Because I'm writing to an audience.  Even in my journal, apparently.  Which is not as surprising as it seems when you consider that writing is communication, and communication implies a sender (the writer) and a receiver (the reader).

In the case of my journal, perhaps the audience I'm explaining things to is the page itself.  I certainly don't glump my thoughts onto the page every morning with any expectation of people reading them.  Quite the contrary--I'd be one unhappy camper if anyone did.

All this brilliant obsessive morning writing led me to wondering about other audiences, aka, readers.  Who do I write to when I write? 

Who do I write to when I write my novels?  Years ago, I heard a novelist speak about her ideal reader.  She had envisioned a clear image of the average reader of her books and when she sat at her computer she visualized this reader.  Do you do this?  I have to admit that I don't. But when I think about it, sometimes when I'm writing I do have an audience in mind--my weekly critique group, the first readers of my work.  This is a fairly unconscious thing.  I have to really dig deep to realize when I'm doing this. 

So, good idea or bad to have an audience in mind while writing?

Perhaps the idea of writing to an intended reader could have a bad side if you're constantly thinking about how they will judge you.  When doing first draft writing, you really want to set your inner critic to work doing something else so that you can write.  Just write.  You want to do the work without judging, letting yourself fly wonderfully wild and free on the page.  (Doesn't that sound like fun?  I miss working on my novel.  I set it aside to finish the Emma Jean edits.)

And I can see a good side to keeping your readers in mind if you're beyond the first draft, and engaged in a more editorial type of work--rewriting and revising.  Perhaps you're keeping your ideal reader in mind because you want to make sure she keeps turning the pages.  Or you're keeping your audience front and center so that you don't fall back onto sloppy writing habits. 

And what about non-fiction?  Keeping your ideal readers in mind might allow you to stay on topic and hew to what you know your intended reader is interested in.  When I write blog posts I stick to articles about writing, inspiration, motivation and spirituality.  Those are the things you're used to me writing about. Those are the topics my readers expect to read about.  So that is keeping an ideal reader in mind--because, you know,  those of you who so kindly and loyally read this blog are my wonderful ideal readers!

So I guess this blog post doesn't come to any conclusions and instead asks a lot of questions.  It's a topic I'll ponder further.  Oh God--I almost forgot to include the best quote of all time about who a writer writes for:

"People ask me who I write for, I tell them I write for the rain."  Tom Robbins

A caveat here: I'm quoting this from memory.  I believe Robbins said it in a long-ago profile in Esquire and I've never forgotten it.  (He's a Northwesterner like me.) But the wording of the quote might not be exactly exact.

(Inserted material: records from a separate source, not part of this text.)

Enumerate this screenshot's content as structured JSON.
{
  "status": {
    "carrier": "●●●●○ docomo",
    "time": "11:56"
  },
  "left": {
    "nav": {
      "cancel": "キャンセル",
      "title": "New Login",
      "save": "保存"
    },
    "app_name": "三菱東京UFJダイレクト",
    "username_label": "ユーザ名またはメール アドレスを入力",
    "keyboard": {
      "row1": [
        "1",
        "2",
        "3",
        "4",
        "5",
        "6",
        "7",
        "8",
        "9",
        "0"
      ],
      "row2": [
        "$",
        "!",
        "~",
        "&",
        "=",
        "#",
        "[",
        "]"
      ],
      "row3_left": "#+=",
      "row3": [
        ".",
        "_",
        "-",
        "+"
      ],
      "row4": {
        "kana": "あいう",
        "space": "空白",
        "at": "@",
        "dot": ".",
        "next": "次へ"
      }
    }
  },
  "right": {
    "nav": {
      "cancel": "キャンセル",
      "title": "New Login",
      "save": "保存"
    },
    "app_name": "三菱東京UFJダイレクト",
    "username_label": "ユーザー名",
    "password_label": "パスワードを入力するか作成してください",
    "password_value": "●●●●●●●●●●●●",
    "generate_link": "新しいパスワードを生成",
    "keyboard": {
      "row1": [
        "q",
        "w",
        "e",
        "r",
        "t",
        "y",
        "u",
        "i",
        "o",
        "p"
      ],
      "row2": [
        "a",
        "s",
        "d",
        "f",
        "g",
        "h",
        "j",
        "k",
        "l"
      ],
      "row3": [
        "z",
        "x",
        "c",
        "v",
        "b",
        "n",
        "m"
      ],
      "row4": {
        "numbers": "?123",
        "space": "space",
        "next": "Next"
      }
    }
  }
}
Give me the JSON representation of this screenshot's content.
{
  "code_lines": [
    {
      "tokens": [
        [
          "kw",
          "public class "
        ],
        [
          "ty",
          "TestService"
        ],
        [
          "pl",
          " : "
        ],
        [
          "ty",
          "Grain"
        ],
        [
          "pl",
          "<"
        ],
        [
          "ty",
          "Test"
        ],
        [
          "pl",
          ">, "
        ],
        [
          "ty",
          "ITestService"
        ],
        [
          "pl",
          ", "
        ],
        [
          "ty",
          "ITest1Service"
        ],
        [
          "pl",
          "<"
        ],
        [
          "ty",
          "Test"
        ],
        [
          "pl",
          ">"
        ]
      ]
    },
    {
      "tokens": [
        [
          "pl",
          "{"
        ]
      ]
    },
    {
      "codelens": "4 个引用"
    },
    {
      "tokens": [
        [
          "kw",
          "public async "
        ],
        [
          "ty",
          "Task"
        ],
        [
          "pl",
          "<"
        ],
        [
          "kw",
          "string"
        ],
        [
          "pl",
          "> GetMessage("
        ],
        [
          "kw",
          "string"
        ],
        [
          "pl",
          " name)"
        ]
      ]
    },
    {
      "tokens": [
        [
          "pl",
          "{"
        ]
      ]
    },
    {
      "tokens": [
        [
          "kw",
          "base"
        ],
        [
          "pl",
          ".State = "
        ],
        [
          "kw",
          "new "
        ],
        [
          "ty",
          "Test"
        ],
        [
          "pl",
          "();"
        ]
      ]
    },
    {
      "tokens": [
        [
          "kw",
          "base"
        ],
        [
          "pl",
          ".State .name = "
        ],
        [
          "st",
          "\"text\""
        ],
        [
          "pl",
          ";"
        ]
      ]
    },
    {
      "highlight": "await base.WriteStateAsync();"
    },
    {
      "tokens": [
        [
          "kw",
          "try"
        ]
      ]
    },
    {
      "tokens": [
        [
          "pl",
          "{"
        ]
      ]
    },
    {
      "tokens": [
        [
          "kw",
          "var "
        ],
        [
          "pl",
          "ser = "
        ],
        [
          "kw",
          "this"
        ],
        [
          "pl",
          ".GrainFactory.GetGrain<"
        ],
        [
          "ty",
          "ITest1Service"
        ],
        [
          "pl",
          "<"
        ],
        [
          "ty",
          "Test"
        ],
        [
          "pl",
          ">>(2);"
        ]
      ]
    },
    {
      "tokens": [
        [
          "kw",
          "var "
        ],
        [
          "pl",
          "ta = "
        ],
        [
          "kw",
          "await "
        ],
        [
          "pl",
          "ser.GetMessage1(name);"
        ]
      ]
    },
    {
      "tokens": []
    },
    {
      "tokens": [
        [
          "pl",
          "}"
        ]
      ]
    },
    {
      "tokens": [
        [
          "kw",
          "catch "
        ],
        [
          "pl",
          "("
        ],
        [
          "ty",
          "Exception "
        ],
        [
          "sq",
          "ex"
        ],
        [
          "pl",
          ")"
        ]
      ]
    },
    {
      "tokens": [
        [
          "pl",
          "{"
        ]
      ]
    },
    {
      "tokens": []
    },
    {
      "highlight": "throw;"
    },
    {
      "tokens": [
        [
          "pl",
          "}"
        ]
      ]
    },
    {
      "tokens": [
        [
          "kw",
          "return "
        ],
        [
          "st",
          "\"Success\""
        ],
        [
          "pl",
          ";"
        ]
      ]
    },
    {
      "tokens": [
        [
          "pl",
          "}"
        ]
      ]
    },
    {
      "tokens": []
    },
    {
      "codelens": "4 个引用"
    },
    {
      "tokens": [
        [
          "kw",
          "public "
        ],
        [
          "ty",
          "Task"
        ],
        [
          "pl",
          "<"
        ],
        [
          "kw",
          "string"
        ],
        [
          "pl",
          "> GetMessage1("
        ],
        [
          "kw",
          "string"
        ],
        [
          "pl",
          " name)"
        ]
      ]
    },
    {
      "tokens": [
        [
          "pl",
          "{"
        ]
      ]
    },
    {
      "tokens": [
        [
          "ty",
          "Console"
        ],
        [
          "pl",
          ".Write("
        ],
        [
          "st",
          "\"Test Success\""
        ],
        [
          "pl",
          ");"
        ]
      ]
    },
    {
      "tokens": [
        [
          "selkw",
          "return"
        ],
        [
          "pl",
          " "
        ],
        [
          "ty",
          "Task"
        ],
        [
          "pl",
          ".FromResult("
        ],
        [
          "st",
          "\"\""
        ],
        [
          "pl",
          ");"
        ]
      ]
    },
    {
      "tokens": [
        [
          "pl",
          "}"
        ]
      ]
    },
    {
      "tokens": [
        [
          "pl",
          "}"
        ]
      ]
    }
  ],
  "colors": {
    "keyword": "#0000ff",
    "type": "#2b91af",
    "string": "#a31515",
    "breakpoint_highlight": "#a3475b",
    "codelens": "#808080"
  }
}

To continue the questioning, who do you write for?  Do you have an ideal reader in mind when you write?  I'd love to hear either way.

 Photo by cwsillero.